# What this task involves
For this exercise, reproduce the records exactly as they stand and do not carry any images over.
═══
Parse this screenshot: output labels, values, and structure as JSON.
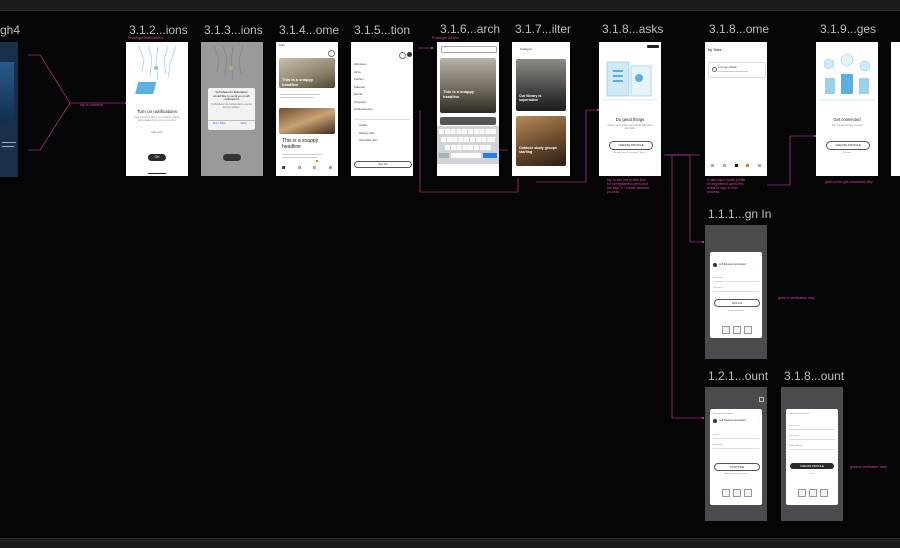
{
  "frames": {
    "f0": {
      "label": "gh4"
    },
    "f1": {
      "label": "3.1.2...ions",
      "title": "Turn on notifications",
      "body": "Stay informed about new content, events and updates from your community.",
      "link": "Not now",
      "button": "OK"
    },
    "f2": {
      "label": "3.1.3...ions",
      "dialog_title": "\"Jeff Measure Education\" would like to send you push notifications",
      "dialog_body": "Notifications may include alerts, sounds and icon badges.",
      "deny": "Don't Allow",
      "allow": "Allow"
    },
    "f3": {
      "label": "3.1.4...ome",
      "headline1": "This is a snappy headline",
      "headline2": "This is a snappy headline"
    },
    "f4": {
      "label": "3.1.5...tion",
      "menu_items": [
        "Abonnees",
        "Inbox",
        "Contact",
        "Kalender",
        "Events",
        "Programs",
        "Ondersteuning"
      ],
      "sub_items": [
        "Update",
        "Settings Help",
        "Information Item"
      ],
      "footer_button": "Sign Out"
    },
    "f5": {
      "label": "3.1.6...arch",
      "headline": "This is a snappy headline"
    },
    "f6": {
      "label": "3.1.7...ilter",
      "card1_title": "Our library is superlative",
      "card2_title": "Outdoor study groups starting",
      "header": "Category"
    },
    "f7": {
      "label": "3.1.8...asks",
      "title": "Do great things",
      "body": "Create your profile to get started with tasks and goals",
      "button": "CREATE PROFILE",
      "link": "Already have an account? Sign in"
    },
    "f8": {
      "label": "3.1.8...ome",
      "header": "My Tasks",
      "task": "Let's get started"
    },
    "f9": {
      "label": "3.1.9...ges",
      "title": "Get connected",
      "body": "Join groups and stay in touch",
      "button": "CREATE PROFILE",
      "link": "Not now"
    },
    "f10": {
      "label": "1.1.1...gn In",
      "school": "Jeff Measure Education",
      "field1": "Username",
      "field2": "Password",
      "button": "SIGN IN",
      "link": "Forgot password?"
    },
    "f11": {
      "label": "1.2.1...ount",
      "school": "Jeff Measure Education",
      "field1": "Email",
      "field2": "Password",
      "button": "CONTINUE",
      "link": "Already have an account?"
    },
    "f12": {
      "label": "3.1.8...ount",
      "field1": "First name",
      "field2": "Last name",
      "field3": "Email address",
      "button": "CREATE PROFILE",
      "link": "Terms"
    }
  },
  "notes": {
    "n1": "tap to continue",
    "n2": "Prototype Notifications",
    "n3": "Prototype Search",
    "n4": "tap to see the profile flow\nfor unregistered users and\nthe sign in / create account\nprocess",
    "n5": "if user taps create profile\nfor registered users this\nleads to sign in flow\nprocess",
    "n6": "goes to the get connected step",
    "n7": "goes to verification step",
    "n8": "goes to verification step"
  },
  "colors": {
    "canvas": "#050505",
    "wire": "#e040b0",
    "frame_dark": "#4a4a4f",
    "accent_blue": "#5ab0e0",
    "accent_orange": "#e87a2a"
  }
}
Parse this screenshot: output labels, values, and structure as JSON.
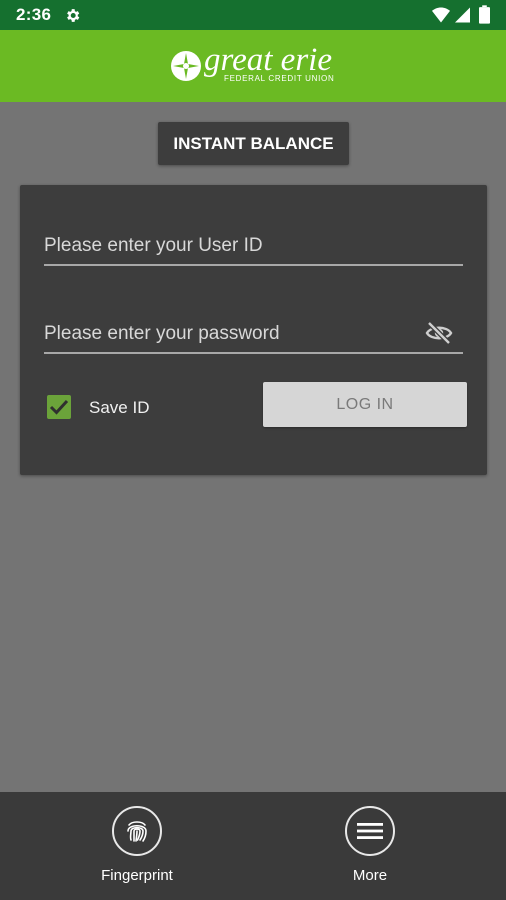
{
  "status_bar": {
    "time": "2:36",
    "icons": [
      "gear-icon",
      "wifi-icon",
      "signal-icon",
      "battery-icon"
    ]
  },
  "header": {
    "brand_name": "great erie",
    "brand_subtitle": "FEDERAL CREDIT UNION",
    "background_color": "#6bba23"
  },
  "instant_balance": {
    "label": "INSTANT BALANCE"
  },
  "login": {
    "userid": {
      "value": "",
      "placeholder": "Please enter your User ID"
    },
    "password": {
      "value": "",
      "placeholder": "Please enter your password",
      "toggle_icon": "eye-off-icon"
    },
    "save_id": {
      "label": "Save ID",
      "checked": true
    },
    "login_button": "LOG IN"
  },
  "bottom_nav": {
    "items": [
      {
        "label": "Fingerprint",
        "icon": "fingerprint-icon"
      },
      {
        "label": "More",
        "icon": "menu-icon"
      }
    ]
  },
  "colors": {
    "status_bar": "#15702f",
    "accent": "#6bba23",
    "checkbox": "#6ba33a",
    "card": "#3d3d3d",
    "page": "#747474"
  }
}
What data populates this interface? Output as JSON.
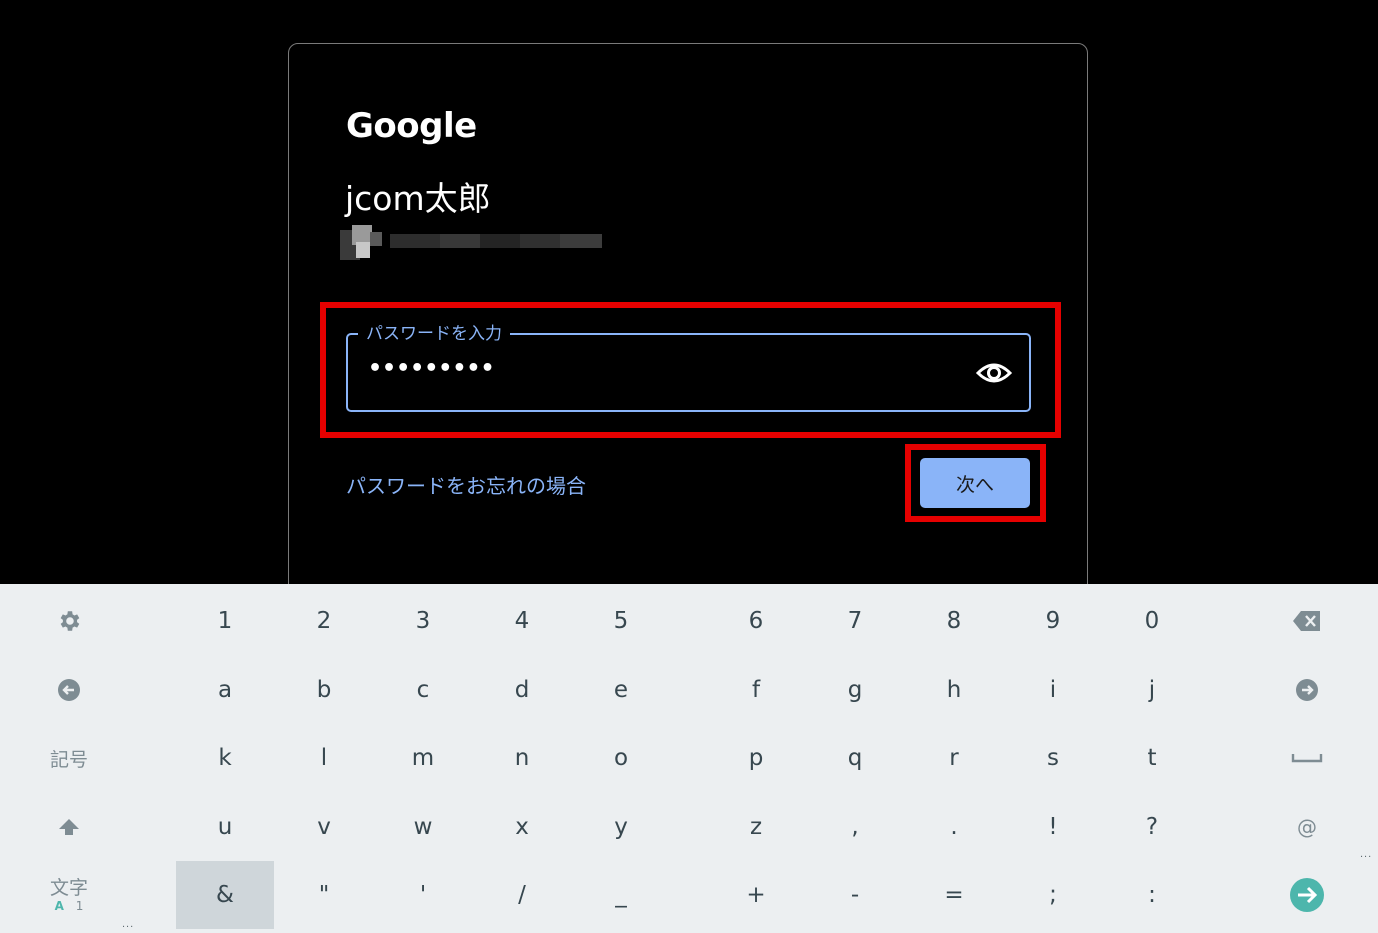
{
  "signin": {
    "logo": "Google",
    "account_name": "jcom太郎",
    "password_label": "パスワードを入力",
    "password_value": "•••••••••",
    "forgot_link": "パスワードをお忘れの場合",
    "next_button": "次へ"
  },
  "keyboard": {
    "rows": [
      [
        "1",
        "2",
        "3",
        "4",
        "5",
        "6",
        "7",
        "8",
        "9",
        "0"
      ],
      [
        "a",
        "b",
        "c",
        "d",
        "e",
        "f",
        "g",
        "h",
        "i",
        "j"
      ],
      [
        "k",
        "l",
        "m",
        "n",
        "o",
        "p",
        "q",
        "r",
        "s",
        "t"
      ],
      [
        "u",
        "v",
        "w",
        "x",
        "y",
        "z",
        ",",
        ".",
        "!",
        "?"
      ],
      [
        "&",
        "\"",
        "'",
        "/",
        "_",
        "+",
        "-",
        "=",
        ";",
        ":"
      ]
    ],
    "symbols_key": "記号",
    "mode_key_main": "文字",
    "mode_key_sub_a": "A",
    "mode_key_sub_1": "1",
    "at_key": "@",
    "accent_color": "#8ab4f8",
    "highlight_color": "#e60000",
    "enter_color": "#4db6ac"
  }
}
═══
# Response area
Parse this screenshot: output labels, values, and structure as JSON.
{
  "frames": {
    "f0": {
      "label": "gh4"
    },
    "f1": {
      "label": "3.1.2...ions",
      "title": "Turn on notifications",
      "body": "Stay informed about new content, events and updates from your community.",
      "link": "Not now",
      "button": "OK"
    },
    "f2": {
      "label": "3.1.3...ions",
      "dialog_title": "\"Jeff Measure Education\" would like to send you push notifications",
      "dialog_body": "Notifications may include alerts, sounds and icon badges.",
      "deny": "Don't Allow",
      "allow": "Allow"
    },
    "f3": {
      "label": "3.1.4...ome",
      "headline1": "This is a snappy headline",
      "headline2": "This is a snappy headline"
    },
    "f4": {
      "label": "3.1.5...tion",
      "menu_items": [
        "Abonnees",
        "Inbox",
        "Contact",
        "Kalender",
        "Events",
        "Programs",
        "Ondersteuning"
      ],
      "sub_items": [
        "Update",
        "Settings Help",
        "Information Item"
      ],
      "footer_button": "Sign Out"
    },
    "f5": {
      "label": "3.1.6...arch",
      "headline": "This is a snappy headline"
    },
    "f6": {
      "label": "3.1.7...ilter",
      "card1_title": "Our library is superlative",
      "card2_title": "Outdoor study groups starting",
      "header": "Category"
    },
    "f7": {
      "label": "3.1.8...asks",
      "title": "Do great things",
      "body": "Create your profile to get started with tasks and goals",
      "button": "CREATE PROFILE",
      "link": "Already have an account? Sign in"
    },
    "f8": {
      "label": "3.1.8...ome",
      "header": "My Tasks",
      "task": "Let's get started"
    },
    "f9": {
      "label": "3.1.9...ges",
      "title": "Get connected",
      "body": "Join groups and stay in touch",
      "button": "CREATE PROFILE",
      "link": "Not now"
    },
    "f10": {
      "label": "1.1.1...gn In",
      "school": "Jeff Measure Education",
      "field1": "Username",
      "field2": "Password",
      "button": "SIGN IN",
      "link": "Forgot password?"
    },
    "f11": {
      "label": "1.2.1...ount",
      "school": "Jeff Measure Education",
      "field1": "Email",
      "field2": "Password",
      "button": "CONTINUE",
      "link": "Already have an account?"
    },
    "f12": {
      "label": "3.1.8...ount",
      "field1": "First name",
      "field2": "Last name",
      "field3": "Email address",
      "button": "CREATE PROFILE",
      "link": "Terms"
    }
  },
  "notes": {
    "n1": "tap to continue",
    "n2": "Prototype Notifications",
    "n3": "Prototype Search",
    "n4": "tap to see the profile flow\nfor unregistered users and\nthe sign in / create account\nprocess",
    "n5": "if user taps create profile\nfor registered users this\nleads to sign in flow\nprocess",
    "n6": "goes to the get connected step",
    "n7": "goes to verification step",
    "n8": "goes to verification step"
  },
  "colors": {
    "canvas": "#050505",
    "wire": "#e040b0",
    "frame_dark": "#4a4a4f",
    "accent_blue": "#5ab0e0",
    "accent_orange": "#e87a2a"
  }
}
Parse this screenshot: output labels, values, and structure as JSON.
{
  "status_bar": {
    "time": "2:36",
    "icons": [
      "gear-icon",
      "wifi-icon",
      "signal-icon",
      "battery-icon"
    ]
  },
  "header": {
    "brand_name": "great erie",
    "brand_subtitle": "FEDERAL CREDIT UNION",
    "background_color": "#6bba23"
  },
  "instant_balance": {
    "label": "INSTANT BALANCE"
  },
  "login": {
    "userid": {
      "value": "",
      "placeholder": "Please enter your User ID"
    },
    "password": {
      "value": "",
      "placeholder": "Please enter your password",
      "toggle_icon": "eye-off-icon"
    },
    "save_id": {
      "label": "Save ID",
      "checked": true
    },
    "login_button": "LOG IN"
  },
  "bottom_nav": {
    "items": [
      {
        "label": "Fingerprint",
        "icon": "fingerprint-icon"
      },
      {
        "label": "More",
        "icon": "menu-icon"
      }
    ]
  },
  "colors": {
    "status_bar": "#15702f",
    "accent": "#6bba23",
    "checkbox": "#6ba33a",
    "card": "#3d3d3d",
    "page": "#747474"
  }
}
What data populates this interface? Output as JSON.
{
  "signin": {
    "logo": "Google",
    "account_name": "jcom太郎",
    "password_label": "パスワードを入力",
    "password_value": "•••••••••",
    "forgot_link": "パスワードをお忘れの場合",
    "next_button": "次へ"
  },
  "keyboard": {
    "rows": [
      [
        "1",
        "2",
        "3",
        "4",
        "5",
        "6",
        "7",
        "8",
        "9",
        "0"
      ],
      [
        "a",
        "b",
        "c",
        "d",
        "e",
        "f",
        "g",
        "h",
        "i",
        "j"
      ],
      [
        "k",
        "l",
        "m",
        "n",
        "o",
        "p",
        "q",
        "r",
        "s",
        "t"
      ],
      [
        "u",
        "v",
        "w",
        "x",
        "y",
        "z",
        ",",
        ".",
        "!",
        "?"
      ],
      [
        "&",
        "\"",
        "'",
        "/",
        "_",
        "+",
        "-",
        "=",
        ";",
        ":"
      ]
    ],
    "symbols_key": "記号",
    "mode_key_main": "文字",
    "mode_key_sub_a": "A",
    "mode_key_sub_1": "1",
    "at_key": "@",
    "accent_color": "#8ab4f8",
    "highlight_color": "#e60000",
    "enter_color": "#4db6ac"
  }
}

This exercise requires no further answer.